…and she glides
Into his darker musings, with a mild
And healing sympathy, that steals away
their sharpness, ere he is aware. When thoughts
of the last bitter hours come like a blight
Over thy spirit and sad images. (5-10)
In addition to the well-executed iambic pentameter, note the carefully paired alliterations within most of the lines. The sound of “musings” necessitates the use of “mild,” just as the sibilant “sympathy” is partnered with “steals” and “sharpness.” (The latter S is actually on the next line, which not only has the alliterative pair of “their” and “thoughts” but also the internal rhyme of “ere” and “aware.”) Likewise, “bitter” is paired with “blight,” just as “spirit” partners with “sad,” and so forth. Not every line in the poem has such clear word-pairs driving its internal alliteration; other sound devices are used as well. For example in these specific lines, there are also assonant end-rhymes between “glides,” “mild” and “blight.” However, such rhymes are not consistent throughout the poem. While both assonance and alliteration are heavily used throughout the work (occasionally but not consistently at the end of lines), there do not appear to be any forced end-rhyme patterns. The abandonment of end-line rhyme, in favor of universal sound devices woven throughout the poem, is in some ways a parallel act to abandoning the pre-defined afterlives of religion, in favor of the idea of the universal dead being integrated into every rock and tree in all of Nature. There is very little that feels artificial in this poem; its beauty springs from the natural interplay of word sounds, and the instinctively iambic rhythm of speech.
“Thanatopsis” is a very successful poem in that every feature of its creation works together towards its ultimate purpose of creating a beautiful and essentially non-morbid contemplation of the interplay of death and life. It manages to challenge Judeo-Christian ideas of the afterlife without defying the essential hope that there is nothing to be feared in death. While it defies the idea of heaven (or hell), the deeply felt beauty of the after-death state is in this poem “sustained and soothed by unfaltering trust…” (79) in the value of becoming one with Nature. In many ways, the quotations from the Bible, and the Psalmic quality of the poem itself, may be seen not only as a subtle challenge to traditional ideas but also as a way of co-opting the peace and hope found within the old scriptures. This is not a protest poem, though it does stand contrary to traditional faiths and traditional rhyme schemes. It is above all an elegiac lyric of hope and faith in the communion of humanity (dead and living alike) with the green and glorious rhythm of Nature.
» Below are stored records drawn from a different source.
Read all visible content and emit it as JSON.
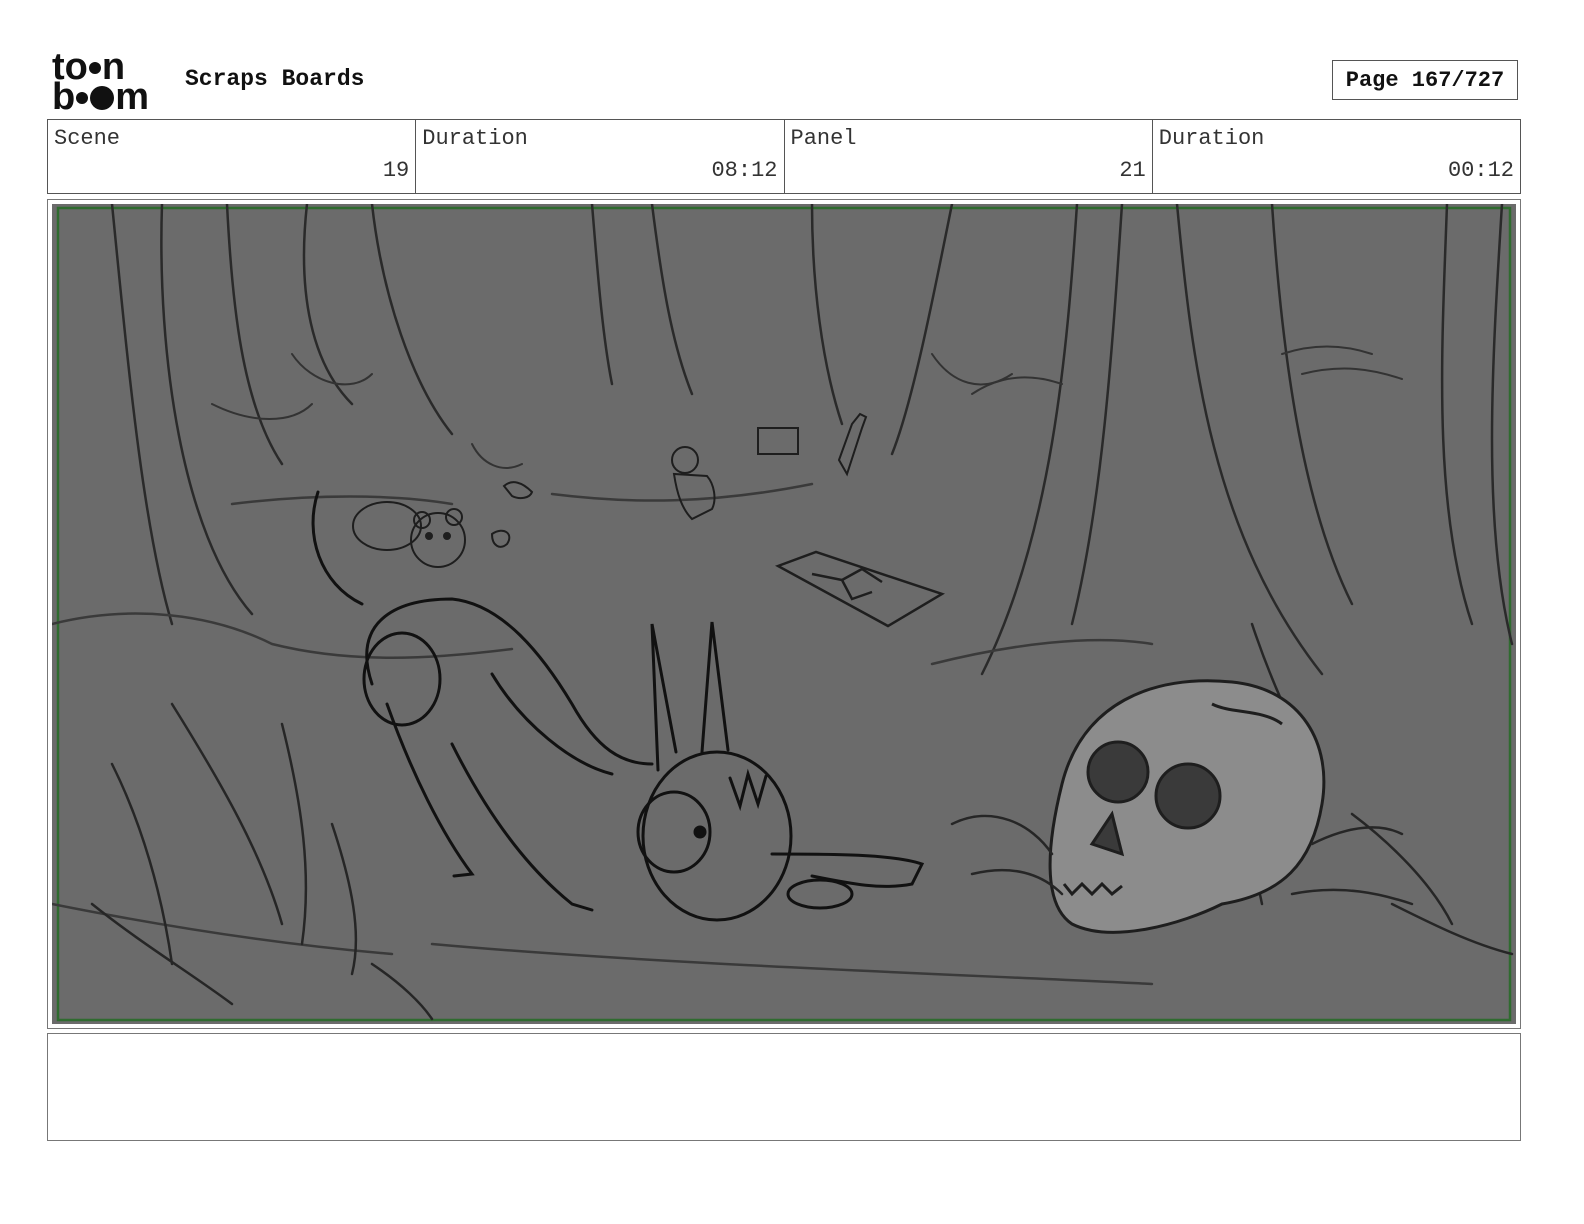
{
  "header": {
    "logo_top": "to",
    "logo_top_end": "n",
    "logo_bottom_start": "b",
    "logo_bottom_end": "m",
    "title": "Scraps Boards",
    "page": "Page 167/727"
  },
  "info": {
    "scene_label": "Scene",
    "scene_value": "19",
    "duration_label": "Duration",
    "duration_value": "08:12",
    "panel_label": "Panel",
    "panel_value": "21",
    "panel_duration_label": "Duration",
    "panel_duration_value": "00:12"
  },
  "colors": {
    "panel_bg": "#6b6b6b",
    "safe_frame": "#2f6b2f",
    "sketch_line": "#1e1e1e"
  }
}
Bryant, William Cullen. “Thanatopsis.” Yale Book of American Verse. Ed. Thomas R. Loundsbury. New Haven: Yale University Press, 1912. Bartleby.com, 1999. 27 February 2009. ;http://www.bartleby.com/102/16.html;
King James Bible. New York: Oxford University Press, 1997.